2 people group projects. You may choose one of the options below.
- Research project. Take any route to gain some research
- literature review. Pick a topic of interest, and summarize the state of art of it. The final outcome would be a survey paper including open problems.
- original research. Challenge yourself with some open question in the field. You are encouraged to explore the potential of quantum computing in your own research area. Be creative and keep a critical mind.
Programming project. Sure, why not get your hands dirty? You may demonstrate some typical models, especially in real-world applications, compare different models, and test inference/learning algorithms.
- Societal-impact project. How is PGM shaping the daily life? What is the distribution of research and education efforts across the country? Are resources easily available? Is the research in this direction influencing diversity and equity, and how?
- Proposal: 1-2 pages consisting of 1) the topic, background, context, and motivation; 2) identify a few core references; and 3) a goal you intend to achieve and a plan. (10%)
- Oral presentation: Each group will have about 30mins to present your project including Q&A. Your need to demonstrate both breath and depth. Aim for a clear introduction that would engage the audience, and then explain one or two key technical ideas in some detail. Every group member needs to participate, and your group will be graded by other fellow students. (20%)
- Final report: ~10 pages. This should resemble a research paper: 1) a short abstract; 2) an introduction that motivates the topic and offers an overview of the entire report; 3) details including proper preliminary materials (e.g., notations & definitions), explaining some main technical results; and finally 4) further discussion and open questions. (10%)

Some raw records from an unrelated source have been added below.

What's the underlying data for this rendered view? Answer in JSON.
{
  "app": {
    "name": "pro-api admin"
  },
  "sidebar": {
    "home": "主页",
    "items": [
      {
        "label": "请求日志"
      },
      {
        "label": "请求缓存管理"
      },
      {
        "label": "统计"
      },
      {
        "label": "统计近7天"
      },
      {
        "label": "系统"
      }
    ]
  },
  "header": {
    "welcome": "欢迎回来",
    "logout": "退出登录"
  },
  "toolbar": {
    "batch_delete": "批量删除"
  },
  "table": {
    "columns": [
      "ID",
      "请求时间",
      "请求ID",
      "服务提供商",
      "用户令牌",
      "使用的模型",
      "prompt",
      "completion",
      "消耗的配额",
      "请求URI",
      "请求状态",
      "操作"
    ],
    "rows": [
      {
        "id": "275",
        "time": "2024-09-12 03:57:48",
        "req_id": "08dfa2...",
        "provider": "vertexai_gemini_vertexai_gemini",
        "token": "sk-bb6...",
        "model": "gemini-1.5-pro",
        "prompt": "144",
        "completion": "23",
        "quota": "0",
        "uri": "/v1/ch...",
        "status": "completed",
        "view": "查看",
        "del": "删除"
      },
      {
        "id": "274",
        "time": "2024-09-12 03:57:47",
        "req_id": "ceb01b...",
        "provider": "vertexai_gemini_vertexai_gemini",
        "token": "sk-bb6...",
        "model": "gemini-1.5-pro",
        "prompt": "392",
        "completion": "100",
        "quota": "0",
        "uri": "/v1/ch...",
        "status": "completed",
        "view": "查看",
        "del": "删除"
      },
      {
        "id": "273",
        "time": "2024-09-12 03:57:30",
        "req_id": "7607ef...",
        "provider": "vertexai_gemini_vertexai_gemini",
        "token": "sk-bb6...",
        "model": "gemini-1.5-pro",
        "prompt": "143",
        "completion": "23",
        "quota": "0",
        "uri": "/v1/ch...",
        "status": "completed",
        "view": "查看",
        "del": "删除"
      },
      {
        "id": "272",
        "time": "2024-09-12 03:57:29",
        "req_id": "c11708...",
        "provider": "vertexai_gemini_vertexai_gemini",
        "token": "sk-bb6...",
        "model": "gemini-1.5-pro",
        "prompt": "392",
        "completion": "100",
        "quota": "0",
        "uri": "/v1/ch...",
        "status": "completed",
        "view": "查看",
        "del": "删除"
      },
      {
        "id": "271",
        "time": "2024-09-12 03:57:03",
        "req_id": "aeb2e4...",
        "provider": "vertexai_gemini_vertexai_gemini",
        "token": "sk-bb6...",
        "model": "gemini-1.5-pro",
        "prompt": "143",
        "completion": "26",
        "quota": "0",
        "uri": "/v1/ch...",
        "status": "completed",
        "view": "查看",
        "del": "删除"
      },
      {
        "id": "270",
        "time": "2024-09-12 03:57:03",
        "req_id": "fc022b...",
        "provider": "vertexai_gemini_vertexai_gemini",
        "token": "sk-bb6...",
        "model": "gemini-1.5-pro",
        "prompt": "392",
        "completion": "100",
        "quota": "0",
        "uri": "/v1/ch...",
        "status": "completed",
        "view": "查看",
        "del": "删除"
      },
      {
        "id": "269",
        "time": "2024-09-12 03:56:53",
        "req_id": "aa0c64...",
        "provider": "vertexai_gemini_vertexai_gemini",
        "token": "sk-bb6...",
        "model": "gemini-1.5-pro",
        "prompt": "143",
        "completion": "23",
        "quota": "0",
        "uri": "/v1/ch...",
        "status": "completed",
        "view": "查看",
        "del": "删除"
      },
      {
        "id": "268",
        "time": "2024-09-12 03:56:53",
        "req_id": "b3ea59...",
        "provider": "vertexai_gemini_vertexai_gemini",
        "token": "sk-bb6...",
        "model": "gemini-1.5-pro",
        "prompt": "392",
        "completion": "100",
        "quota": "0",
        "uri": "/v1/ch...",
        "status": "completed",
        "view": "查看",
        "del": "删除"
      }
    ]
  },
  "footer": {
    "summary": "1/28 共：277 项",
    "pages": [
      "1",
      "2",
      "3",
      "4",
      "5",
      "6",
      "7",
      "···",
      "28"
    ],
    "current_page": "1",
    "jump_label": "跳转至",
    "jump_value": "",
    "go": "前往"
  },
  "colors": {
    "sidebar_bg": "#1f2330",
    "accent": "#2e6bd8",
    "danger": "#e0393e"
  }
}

- Report format: I recommend you to typeset your reports in LaTeX, and manage your bibliography using BibTeX (your will earn extra credit if you do so). You should use single-column, single-space (between lines) format on letter-size papers. You may adopt the style of popular conference proceedings (e.g., NeurIPS).
- Week 1 - 3: forming groups.
- Week 4 - 5: discussing project ideas.
- Feb. 4: proposal due, 11:59pm anytime on Earth.
- Week 10: in-class presentations.
- Mar. 18: final report due, 11:59pm anytime on Earth.
Suggested topics (updating)
The list below is merely a kindler, and you are welcome to choose a topic not on the list.
[GB12] Samuel J. Gershman, David M. Blei. A Tutorial on Bayesian Nonparametric Models. arxiv
[YJ09] Chun-Nam John Yu, Thorsten Joachims. Learning Structural SVMs with Latent Variables. PDF
[GYNL19] Lingrui Gan, Xinming Yang, Naveen Narisetty, Feng Liang. Bayesian Joint Estimation of Multiple Graphical Models. Link
[ZARX18] Xun Zheng, Bryon Aragam, Pradeep Ravikumar, Eric P. Xing. DAGs with NO TEARS: Continuous Optimization for Structure Learning. arxiv
[HYL17] William L. Hamilton, Rex Ying, Jure Leskovec. Representation Learning on Graphs: Methods and Applications. arxiv
[KW17] Thomas N. Kipf, Max Welling. Semi-Supervised Classification with Graph Convolutional Networks. arxiv